Tom Dixon’s nautical-themed conversion of Sea Containers House on the South Bank restores the building to its original intended use as a hotel
One might frown at news of another luxury hotel opening in London – just another non-place, an exclusive retreat for the bon viveur, the superficial conversion of a fire station or disused art deco garage, such as the Chiltern Firehouse in Marylebone and the hotly-anticipated Beaumont in Mayfair, respectively.
But Sea Containers House, the site of the soon-to-be-opened Mondrian London, was originally conceived as a luxury hotel when it was built in the 1970s, before a change of ownership during construction led to it becoming offices.
The building, on the South Bank, was designed by acclaimed American architect Warren Platner and its transformation into a hotel was led by designer Tom Dixon and his Design Research Studio. Dixon’s team took its cue from transatlantic travel and the English-American theme that kept cropping up during the design process, as well as incorporating the influence of Platner – best known for his nickel-plated steel wire armchairs for Knoll and Windows on the World, the restaurant at the top of the World Trade Center.
Approaching from the south side, guests are greeted by a sweeping, copper “ship’s hull” that cuts through the glass curtain wall, providing both cover for retail units outside and a reception in the lobby. “It was made by the team responsible for restoring the Cutty Sark,” says Helen Arvanitakis, head of interior design at Design Research Studio.
The lobby toilets are next on the tour – Dixon firmly believes that this is where the quality of an establishment is set. They feature curved walls, reflective brass detailing and dark rosewood panelling made out of Formica, referencing the ocean liners of the 1920s. “The studio wanted to pick up on some of the materiality you find in Platner’s interior designs,” Arvanitakis says.
Devoid of the usual hi-tech paraphernalia found in modern hotels, the cabin-like (in size and style) standard bedrooms are pared-down, muted, calm spaces to counteract the visual and aural noise experienced on the ground floor.
The lifts break away from the nautical theme, featuring beguiling, full-height holographic images (above and below) of Dixon and members of his office in familiar guises: Queen Victoria, an English gent and an astronaut all appear.
The effect is uncanny – and the shifting figures may prove unpopular after a visit to the ground-floor Dandelyan lounge bar, where experimental mixologist Ryan Chetiyawardana will be serving his world-class heady beverages. The Dandelyan is of the gentleman’s club mould: wood-panelled walls, chesterfield sofas and updated tub chairs, all flanked by an imposing emerald-coloured marble bar.
In the American diner-inspired restaurant, which opens out onto Queen’s walk, the team attempted to expose the original fabric of the building – concrete coffers in the ceiling break up the space and provide an interesting change in texture and height. “You don’t have what is effectively a seventies building completely denied of its original heritage,” Arvanitakis says.

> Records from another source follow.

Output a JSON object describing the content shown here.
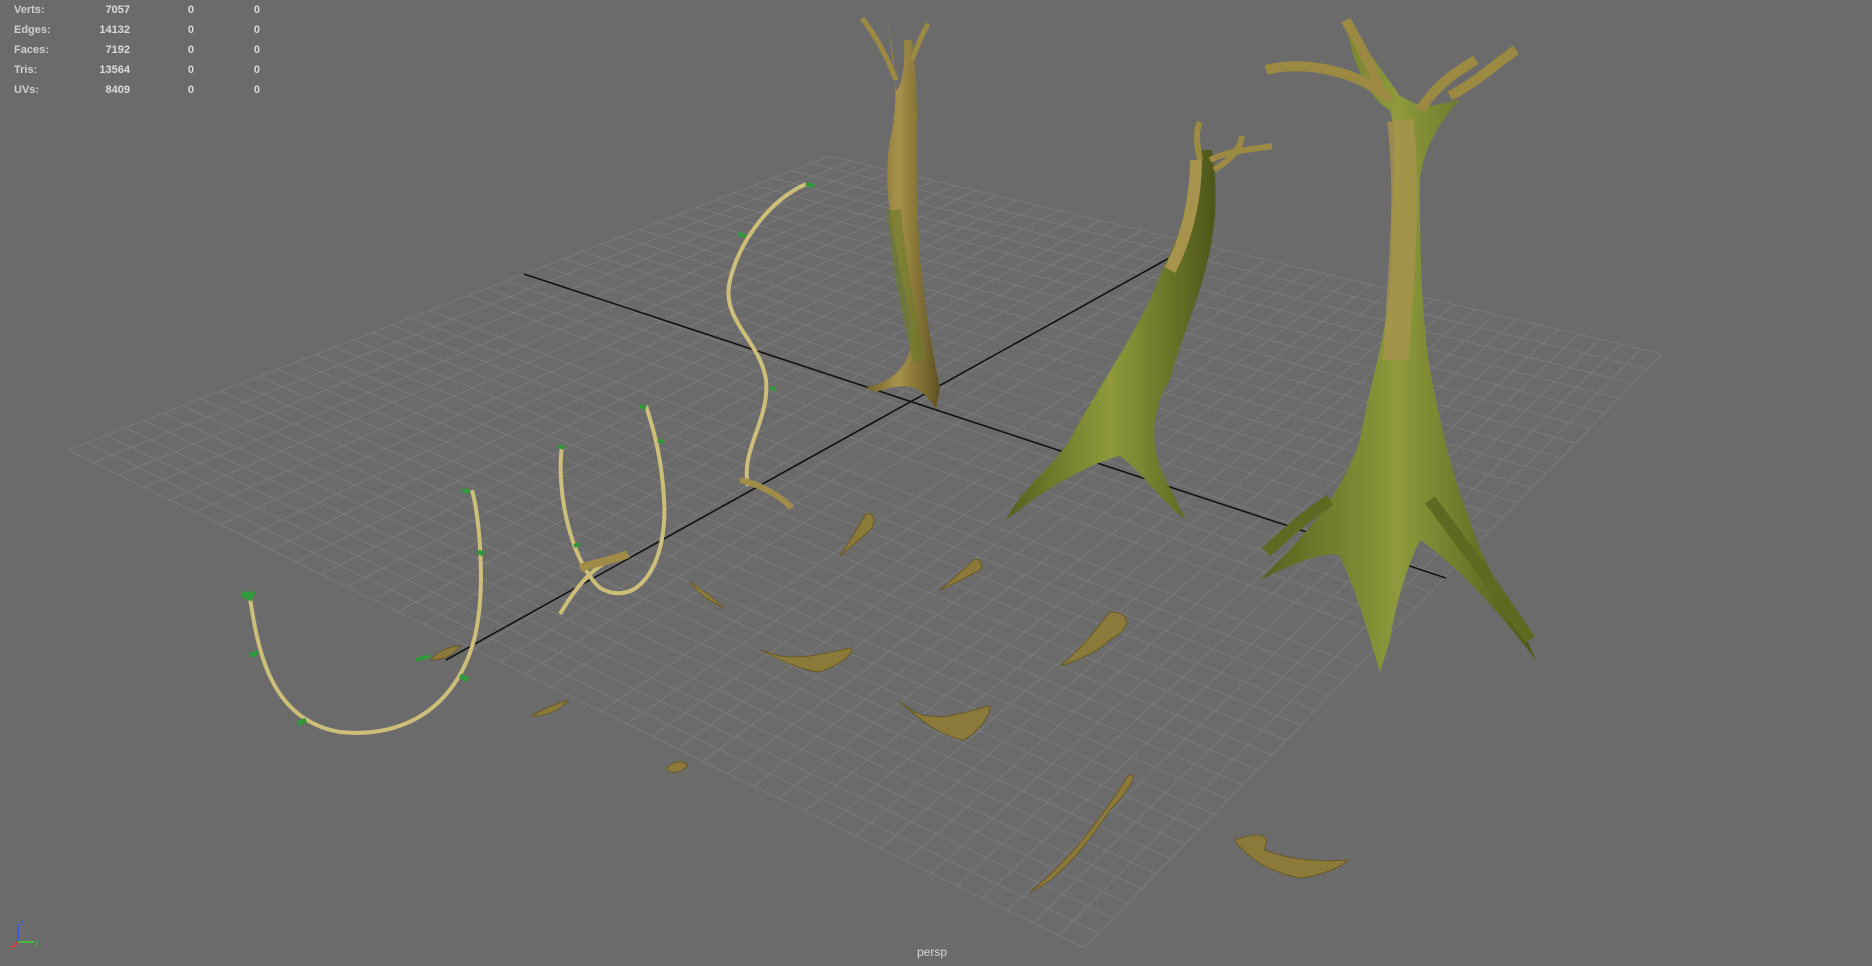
{
  "hud": {
    "rows": [
      {
        "label": "Verts:",
        "values": [
          "7057",
          "0",
          "0"
        ]
      },
      {
        "label": "Edges:",
        "values": [
          "14132",
          "0",
          "0"
        ]
      },
      {
        "label": "Faces:",
        "values": [
          "7192",
          "0",
          "0"
        ]
      },
      {
        "label": "Tris:",
        "values": [
          "13564",
          "0",
          "0"
        ]
      },
      {
        "label": "UVs:",
        "values": [
          "8409",
          "0",
          "0"
        ]
      }
    ]
  },
  "viewport": {
    "camera": "persp",
    "axis_labels": {
      "z": "z",
      "y": "y",
      "x": "x"
    }
  },
  "colors": {
    "background": "#6b6b6b",
    "grid": "#7d7d7d",
    "axis": "#111111",
    "bark": "#8c7a3a",
    "moss": "#6f7a2c",
    "vine": "#cdbf7a",
    "leaf": "#2f9a3a"
  },
  "scene_objects": [
    "trunk-large",
    "trunk-medium",
    "trunk-thin",
    "vine-1",
    "vine-2",
    "vine-3",
    "vine-4",
    "root-fragment-1",
    "root-fragment-2",
    "root-fragment-3",
    "root-fragment-4",
    "root-fragment-5",
    "root-fragment-6",
    "root-fragment-7",
    "root-fragment-8",
    "root-fragment-9",
    "root-fragment-10"
  ]
}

The hotel is styled in piecemeal by various artifacts and models, often in the shape of ships and naval instruments, on loan from the Nation Maritime Museum in Greenwich. “It’s been the perfect playground for us to pull out a few very special pieces,” says Arvanitakis.

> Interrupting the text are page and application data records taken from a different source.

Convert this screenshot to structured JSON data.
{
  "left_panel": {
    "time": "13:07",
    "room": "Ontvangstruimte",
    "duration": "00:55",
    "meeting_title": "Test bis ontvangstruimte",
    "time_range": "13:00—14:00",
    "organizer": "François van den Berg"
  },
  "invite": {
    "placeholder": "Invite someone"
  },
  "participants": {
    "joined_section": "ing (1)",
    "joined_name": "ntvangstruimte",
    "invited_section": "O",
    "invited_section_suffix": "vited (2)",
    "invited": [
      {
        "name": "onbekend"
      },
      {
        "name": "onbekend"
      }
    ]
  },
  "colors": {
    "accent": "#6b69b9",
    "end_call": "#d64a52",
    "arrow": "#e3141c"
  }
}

The hotel also features various artworks and installations by Dixon himself, such as an oversized link of purple chain, reminiscent of a Jeff Koons sculpture, in the lobby.
It is unclear whether Dixon’s work jars or blends with the décor. If it is the latter, perhaps it is because the building as a whole verges on nautical pastiche – arrogating to itself Platner’s heritage – but this can only be admired in a luxury-hotel setting, where irreverence is all too rare.
The Mondrian London at Sea Containers House opens on 30 September 2014